Description of the task:
Only one number is expected here, namely how many lines of the entries below hold the string "Entrate".
====
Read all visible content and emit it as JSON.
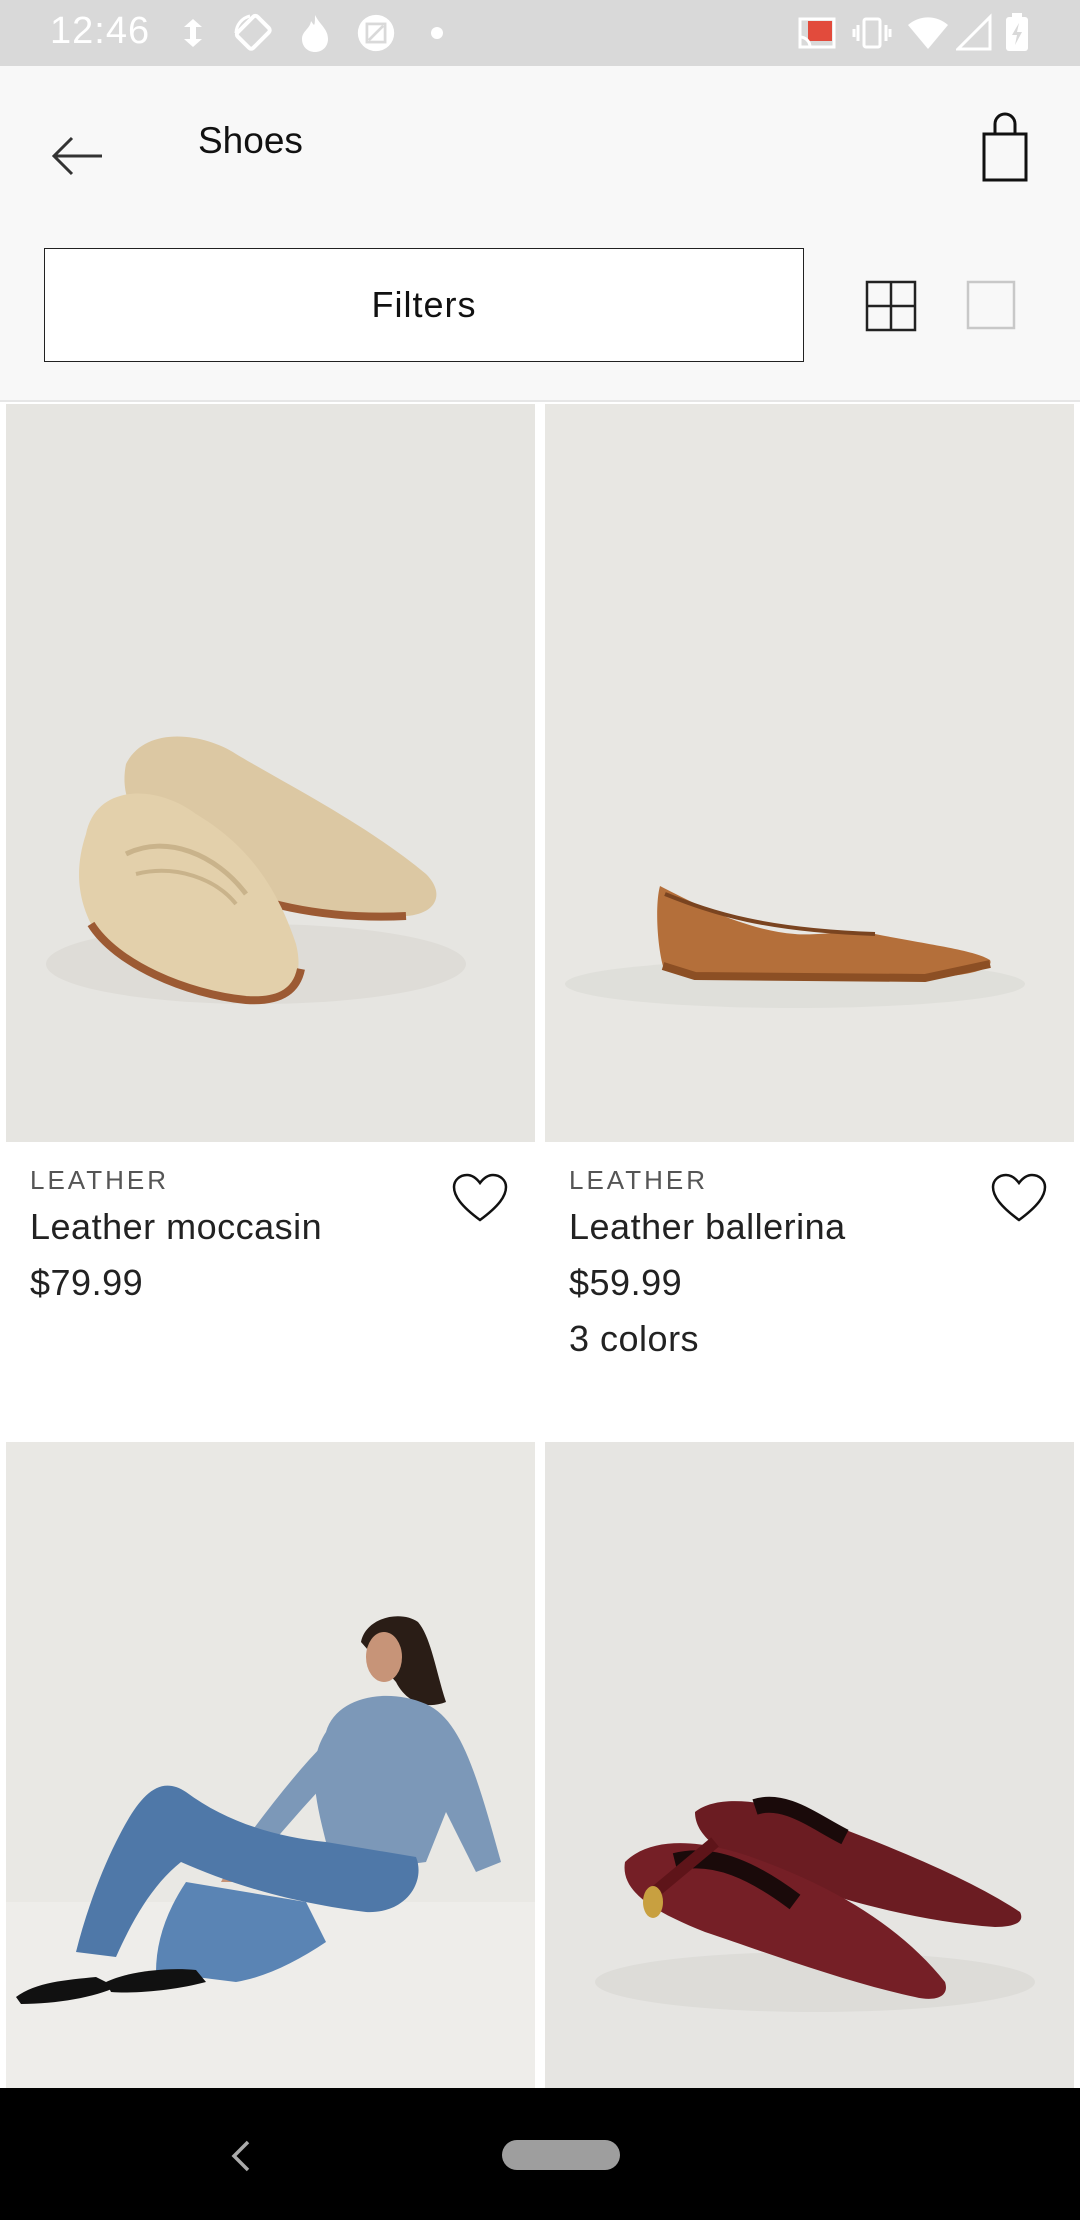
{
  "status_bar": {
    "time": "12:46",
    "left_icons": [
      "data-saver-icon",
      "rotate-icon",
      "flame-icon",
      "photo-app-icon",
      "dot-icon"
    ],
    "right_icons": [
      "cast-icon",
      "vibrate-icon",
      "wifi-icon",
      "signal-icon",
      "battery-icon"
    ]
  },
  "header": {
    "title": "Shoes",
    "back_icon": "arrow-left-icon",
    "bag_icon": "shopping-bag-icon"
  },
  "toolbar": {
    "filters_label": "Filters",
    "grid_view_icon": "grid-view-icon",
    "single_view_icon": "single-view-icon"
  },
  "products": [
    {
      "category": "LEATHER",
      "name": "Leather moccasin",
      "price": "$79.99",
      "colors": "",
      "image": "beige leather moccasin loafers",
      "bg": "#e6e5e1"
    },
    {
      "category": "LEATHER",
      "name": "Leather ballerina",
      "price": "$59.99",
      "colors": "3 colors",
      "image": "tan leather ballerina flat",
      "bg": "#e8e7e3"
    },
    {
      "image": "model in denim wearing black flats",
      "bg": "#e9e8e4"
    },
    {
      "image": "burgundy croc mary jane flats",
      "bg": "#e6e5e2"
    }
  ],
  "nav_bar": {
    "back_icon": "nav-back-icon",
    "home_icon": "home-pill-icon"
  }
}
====
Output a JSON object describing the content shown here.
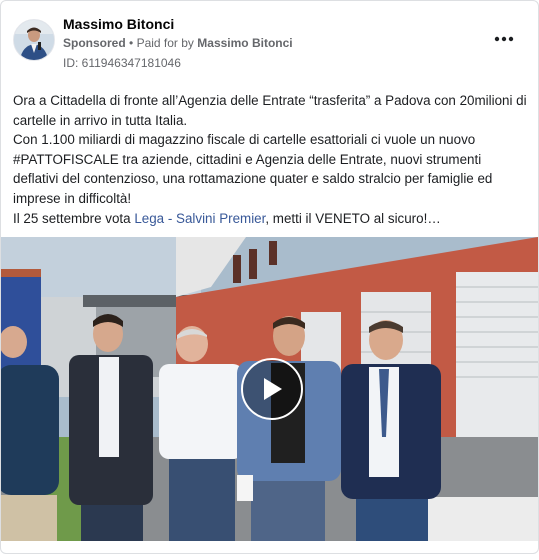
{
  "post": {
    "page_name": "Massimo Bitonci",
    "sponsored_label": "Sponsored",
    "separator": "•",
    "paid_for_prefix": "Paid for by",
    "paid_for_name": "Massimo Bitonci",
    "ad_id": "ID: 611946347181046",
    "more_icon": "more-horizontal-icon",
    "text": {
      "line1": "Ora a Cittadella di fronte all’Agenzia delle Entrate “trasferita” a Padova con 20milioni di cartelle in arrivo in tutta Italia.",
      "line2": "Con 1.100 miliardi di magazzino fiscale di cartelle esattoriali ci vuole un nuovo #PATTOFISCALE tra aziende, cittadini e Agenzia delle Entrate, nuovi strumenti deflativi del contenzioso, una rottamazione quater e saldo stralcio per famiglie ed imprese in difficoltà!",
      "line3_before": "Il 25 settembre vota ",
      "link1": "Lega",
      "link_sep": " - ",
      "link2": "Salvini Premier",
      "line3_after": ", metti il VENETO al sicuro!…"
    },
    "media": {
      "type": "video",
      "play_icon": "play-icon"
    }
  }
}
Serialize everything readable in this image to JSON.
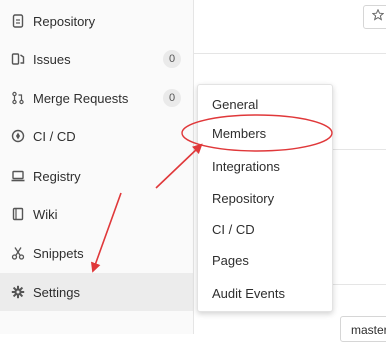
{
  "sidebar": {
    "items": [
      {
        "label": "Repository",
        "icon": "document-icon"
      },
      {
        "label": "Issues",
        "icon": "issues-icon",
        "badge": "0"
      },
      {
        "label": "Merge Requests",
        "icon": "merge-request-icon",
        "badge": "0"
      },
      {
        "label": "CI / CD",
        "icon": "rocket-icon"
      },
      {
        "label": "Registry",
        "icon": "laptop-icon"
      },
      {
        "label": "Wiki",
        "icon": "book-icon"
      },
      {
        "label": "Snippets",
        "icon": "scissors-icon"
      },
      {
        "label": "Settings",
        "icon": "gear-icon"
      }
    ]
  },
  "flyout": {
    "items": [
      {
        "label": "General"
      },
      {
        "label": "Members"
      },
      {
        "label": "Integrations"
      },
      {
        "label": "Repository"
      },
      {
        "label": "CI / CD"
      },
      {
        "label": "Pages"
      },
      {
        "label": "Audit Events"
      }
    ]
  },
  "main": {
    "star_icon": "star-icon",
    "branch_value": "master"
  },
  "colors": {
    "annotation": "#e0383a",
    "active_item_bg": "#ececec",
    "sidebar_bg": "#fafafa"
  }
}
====
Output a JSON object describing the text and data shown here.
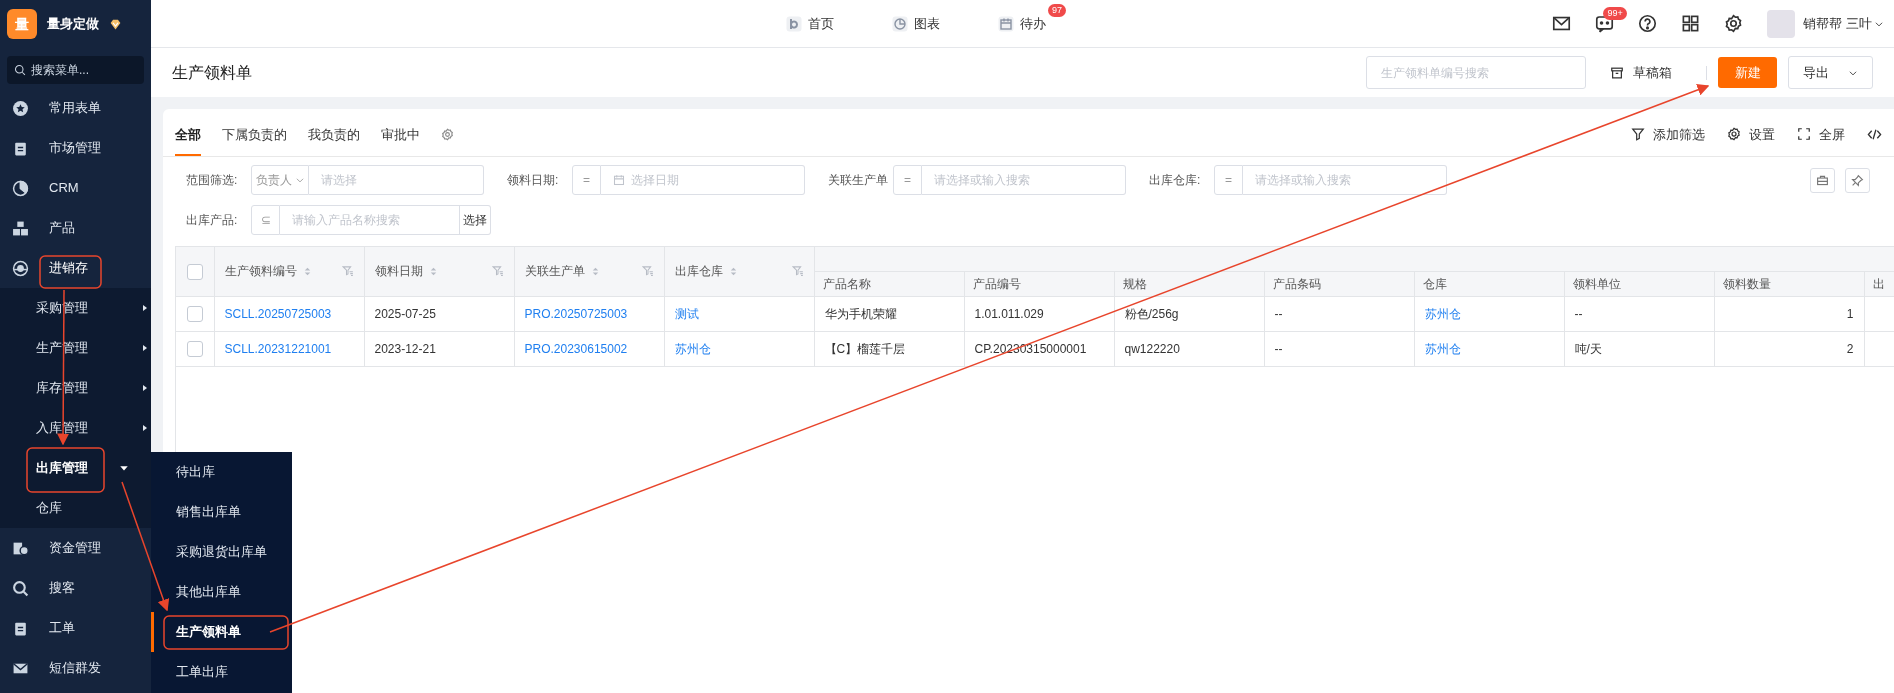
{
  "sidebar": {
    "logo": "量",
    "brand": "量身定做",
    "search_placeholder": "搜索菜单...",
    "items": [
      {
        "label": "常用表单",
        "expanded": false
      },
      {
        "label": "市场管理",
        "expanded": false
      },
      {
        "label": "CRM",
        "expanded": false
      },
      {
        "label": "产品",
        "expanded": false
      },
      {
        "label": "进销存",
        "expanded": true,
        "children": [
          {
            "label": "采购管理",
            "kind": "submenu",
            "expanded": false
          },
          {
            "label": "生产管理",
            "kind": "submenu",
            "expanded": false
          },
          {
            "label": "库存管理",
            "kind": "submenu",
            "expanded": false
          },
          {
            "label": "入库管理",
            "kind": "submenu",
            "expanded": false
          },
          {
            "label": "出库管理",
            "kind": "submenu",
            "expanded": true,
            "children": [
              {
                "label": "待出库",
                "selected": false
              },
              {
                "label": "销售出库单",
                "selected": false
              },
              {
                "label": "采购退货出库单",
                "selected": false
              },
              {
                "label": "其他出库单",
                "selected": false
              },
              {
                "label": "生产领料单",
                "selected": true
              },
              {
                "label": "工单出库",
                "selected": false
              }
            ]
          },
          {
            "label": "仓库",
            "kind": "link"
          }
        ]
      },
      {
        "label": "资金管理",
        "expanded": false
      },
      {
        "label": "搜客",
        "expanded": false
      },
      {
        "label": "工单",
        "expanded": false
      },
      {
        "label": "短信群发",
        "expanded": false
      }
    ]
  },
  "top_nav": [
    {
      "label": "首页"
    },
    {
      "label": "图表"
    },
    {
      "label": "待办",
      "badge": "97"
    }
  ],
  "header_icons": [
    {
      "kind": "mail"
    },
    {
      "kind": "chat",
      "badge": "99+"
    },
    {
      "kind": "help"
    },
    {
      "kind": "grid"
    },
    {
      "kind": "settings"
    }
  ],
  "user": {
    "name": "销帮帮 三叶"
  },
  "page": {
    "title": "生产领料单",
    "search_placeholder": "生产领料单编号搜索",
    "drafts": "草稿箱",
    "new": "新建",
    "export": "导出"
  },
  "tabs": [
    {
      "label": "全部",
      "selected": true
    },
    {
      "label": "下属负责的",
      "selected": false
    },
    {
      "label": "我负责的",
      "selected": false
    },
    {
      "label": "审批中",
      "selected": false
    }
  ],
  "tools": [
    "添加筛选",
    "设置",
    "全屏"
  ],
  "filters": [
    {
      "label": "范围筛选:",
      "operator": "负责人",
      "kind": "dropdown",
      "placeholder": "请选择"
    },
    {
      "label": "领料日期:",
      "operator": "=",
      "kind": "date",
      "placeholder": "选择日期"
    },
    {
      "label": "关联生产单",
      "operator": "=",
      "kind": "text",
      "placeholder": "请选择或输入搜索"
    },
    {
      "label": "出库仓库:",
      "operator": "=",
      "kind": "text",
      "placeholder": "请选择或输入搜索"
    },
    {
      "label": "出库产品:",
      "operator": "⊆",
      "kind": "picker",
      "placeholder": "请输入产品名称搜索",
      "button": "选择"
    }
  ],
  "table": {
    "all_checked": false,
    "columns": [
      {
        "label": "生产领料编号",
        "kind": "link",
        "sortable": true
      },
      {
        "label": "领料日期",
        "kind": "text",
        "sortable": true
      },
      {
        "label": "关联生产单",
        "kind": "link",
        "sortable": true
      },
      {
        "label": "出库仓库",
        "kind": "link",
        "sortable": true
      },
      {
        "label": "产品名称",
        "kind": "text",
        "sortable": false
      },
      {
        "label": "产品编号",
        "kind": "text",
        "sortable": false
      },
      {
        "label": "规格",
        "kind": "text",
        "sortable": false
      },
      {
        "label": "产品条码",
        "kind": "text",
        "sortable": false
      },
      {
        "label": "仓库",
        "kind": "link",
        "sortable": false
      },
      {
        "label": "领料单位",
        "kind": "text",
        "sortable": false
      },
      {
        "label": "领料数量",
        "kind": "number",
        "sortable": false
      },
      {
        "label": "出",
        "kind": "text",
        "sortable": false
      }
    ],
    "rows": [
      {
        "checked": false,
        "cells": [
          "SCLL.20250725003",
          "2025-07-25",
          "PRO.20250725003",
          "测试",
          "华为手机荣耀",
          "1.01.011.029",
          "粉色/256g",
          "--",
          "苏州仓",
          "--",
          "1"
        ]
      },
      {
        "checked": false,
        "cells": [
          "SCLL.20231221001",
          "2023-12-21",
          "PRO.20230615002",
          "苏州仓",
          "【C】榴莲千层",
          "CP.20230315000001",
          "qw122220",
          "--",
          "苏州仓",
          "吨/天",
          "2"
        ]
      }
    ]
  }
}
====
Result for this task:
2